Escursione guidato nel parco fra erbe ed olive in fase di raccolta
Guided hike in the park between herbs and olives at harvest (literal translation)
Each Sunday during October and November Petritoli celebrates herbs and olive oil with the Erba Olio Festival. It is the time for picking the olives and taking them to the press, I’ll blog about that soon as we’re in the middle of our harvest now. The Comune (local council, pronounced co-moon-nay) organise events at different venues. They usually involve a talk about wild herbs and then a meal incorporating herbs and olives/olive oil in some way.
Last Sunday with friends, I decided to take part in a guided woodland walk before a substantial lunch priced at € 22 a head including wine, coffee and liquers. at Parco Galeano, a local Agriturismo. An Agriturismo is usually in the countryside, it will have a restaurant, accommodation (B&B), possibly a shop and a proportion of the food served must be their own produce and the remainder must originate within a very short distance (within 20k I think).
The walk and talk was supposed to start at 10am but when I rang to book they said to come closer to 10.30 which my two friends and I duly did. Of course, this is Italy so there was not another soul to be seen. They were working hard in the kitchen preparing our lunch but no-one had yet arrived for the walk…so…we sat in the glorious sunshine, it was about 25 degrees. We waited…and waited…A lady in a tracksuit, anorak, boots and hat arrived after about 20 mins, she carried with her a large bag, she was Italian, we knew she was Italian because of the amount of clothing she was wearing. As it’s October it’s obligatory to wear autumnal/winter clothing regardless of the ambient temperature. We expats of course were in T-shirt and light-weight trousers. We did sport our trainers in preparation for the ‘hike’. This well clad woman definitely didn’t need a guided walk as she proceeded immediately to fill her bag with all types of green foliage and it was soon bursting with a huge scrumptious feast for… a bunny maybe? At least that’s what we thought then, but later we would be so much wiser.
At last our guide Lino (pronounced Leeno) arrived. He was delightful and after introductions and lots of jolly laughter he looked around asked where everyone else was. We shrugged our shoulders and said, ‘solo noi,’ (only us) and pointed also to the bag lady, but she was bottom up in the corner of the abandoned vineyard, digging up some root or other. Lino must have realised immediately that she was ‘on her own’.

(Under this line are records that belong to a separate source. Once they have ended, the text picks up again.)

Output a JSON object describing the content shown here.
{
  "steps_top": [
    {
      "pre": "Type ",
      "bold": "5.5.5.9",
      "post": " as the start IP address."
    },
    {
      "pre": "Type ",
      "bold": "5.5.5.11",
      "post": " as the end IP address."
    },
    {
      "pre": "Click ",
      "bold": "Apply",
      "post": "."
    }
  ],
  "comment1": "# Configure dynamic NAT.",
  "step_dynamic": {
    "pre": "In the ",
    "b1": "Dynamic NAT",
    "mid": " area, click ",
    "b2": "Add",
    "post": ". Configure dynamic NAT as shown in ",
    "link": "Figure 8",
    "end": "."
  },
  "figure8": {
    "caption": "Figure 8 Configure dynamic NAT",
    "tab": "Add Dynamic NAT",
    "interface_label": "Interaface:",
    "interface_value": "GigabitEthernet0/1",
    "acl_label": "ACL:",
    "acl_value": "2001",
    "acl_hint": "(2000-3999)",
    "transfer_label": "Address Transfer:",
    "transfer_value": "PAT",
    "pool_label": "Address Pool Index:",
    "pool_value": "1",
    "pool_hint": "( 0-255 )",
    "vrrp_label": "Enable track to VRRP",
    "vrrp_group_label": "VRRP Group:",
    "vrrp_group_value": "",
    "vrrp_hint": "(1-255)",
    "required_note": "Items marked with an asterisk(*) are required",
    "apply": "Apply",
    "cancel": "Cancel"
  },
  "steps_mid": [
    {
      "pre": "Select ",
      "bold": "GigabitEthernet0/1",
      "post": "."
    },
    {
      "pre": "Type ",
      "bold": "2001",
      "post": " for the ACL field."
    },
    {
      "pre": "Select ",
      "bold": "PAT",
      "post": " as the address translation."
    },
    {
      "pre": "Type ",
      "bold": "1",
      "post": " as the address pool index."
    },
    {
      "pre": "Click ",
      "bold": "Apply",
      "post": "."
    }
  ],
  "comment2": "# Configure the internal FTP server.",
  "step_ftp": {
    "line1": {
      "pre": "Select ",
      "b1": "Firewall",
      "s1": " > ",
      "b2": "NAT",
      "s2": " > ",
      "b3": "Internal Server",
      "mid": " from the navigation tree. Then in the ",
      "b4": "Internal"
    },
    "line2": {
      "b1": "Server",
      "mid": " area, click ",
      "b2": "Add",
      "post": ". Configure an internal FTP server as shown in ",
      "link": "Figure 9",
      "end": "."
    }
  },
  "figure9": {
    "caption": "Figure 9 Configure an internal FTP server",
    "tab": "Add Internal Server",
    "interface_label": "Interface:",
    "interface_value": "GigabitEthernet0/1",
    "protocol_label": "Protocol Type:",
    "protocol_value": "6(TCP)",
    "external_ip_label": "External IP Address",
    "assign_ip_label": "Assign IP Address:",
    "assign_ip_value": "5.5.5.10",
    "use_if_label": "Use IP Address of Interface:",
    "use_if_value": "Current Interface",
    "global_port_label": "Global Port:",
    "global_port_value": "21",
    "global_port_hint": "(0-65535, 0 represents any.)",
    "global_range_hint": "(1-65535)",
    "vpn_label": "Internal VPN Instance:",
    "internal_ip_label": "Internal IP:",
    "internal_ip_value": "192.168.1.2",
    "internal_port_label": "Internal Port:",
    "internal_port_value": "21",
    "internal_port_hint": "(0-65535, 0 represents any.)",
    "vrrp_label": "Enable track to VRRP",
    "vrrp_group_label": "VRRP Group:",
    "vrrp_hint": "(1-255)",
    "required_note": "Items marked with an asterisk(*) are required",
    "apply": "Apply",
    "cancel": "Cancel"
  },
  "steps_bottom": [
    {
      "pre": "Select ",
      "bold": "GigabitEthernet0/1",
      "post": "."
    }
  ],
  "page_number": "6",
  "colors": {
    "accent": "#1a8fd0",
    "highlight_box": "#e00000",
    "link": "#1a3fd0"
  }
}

My Italian is not so bad, my understanding is better than my speaking and my two friends Helen and Jan, knew some and a little Italian respectively. It was going to be an interesting walk. To look the part I wore my walking shoes and my small back pack. ‘Lets get going then! Andiamo!’ I pointed to the track leading down to the woods and parkland. We moved less than a metre, in fact the whole ‘hike’ took us no further than 25 metres from start to finish. Which I suppose is impressive when you consider I took over 60 photographs of different types of herbs, grasses, fruits and other plants, all with varying degrees of health giving properties, ailment fixers, de-toxing thingies, I mean this small area had more goodies in it than any health food shop or whole food store. Gosh and golly it was awesome!
The trouble was there were so many diverse plants with Latin names, family names, common names, nicknames etc., and they often looked very, very similar. I cannot remember a single one…oh I lie I can remember Rucolo Romana (Roman Rocket) with a white flower, but I didn’t photograph that. I already knew the wild rocket with a yellow flower, dandelion, cornflower and blackberry, that was about it. Shepherd’s purse I had heard of but would not have been able to identify. Lino told us it was called Shepherd’s purse because of the triangular shape of the seed pod, shaped like a Shepherd’s purse. Am I repeating myself here rather too much? I absolutely loved every second of Lino’s interesting talk, he knew so much and wanted to share his knowledge with us. We tried hard and he wrote lots of notes down for us in Italian or Latin but at the end all I could remember was,
Non mangiare. Va bene mangiare. Buono per cucinare. Non raccogliere (Don’t eat. Okay to eat, Good for cooking. Do not pick.)
I’m sorry to say that I couldn’t walk through the fields now and identify many of the ‘va bene mangiare’ and experimenting would not be a good idea. I wrote down the number of each photograph on my piece of paper with the plant name beside it, but when I uploaded the photos I think I must have made a mistake somewhere as I had the blackberry bush identified as Corbezzotto Arbutus Unedo…WRONG as you will all know…the blackberry is Robus Hulmifolius…so there! (hope I’ve got that correct!)
There was one other category this was for the plants that were good for the ‘suocera’ (mother-in-law!) Hmm…
Next blog will be about the lunch! Watch this space…..:)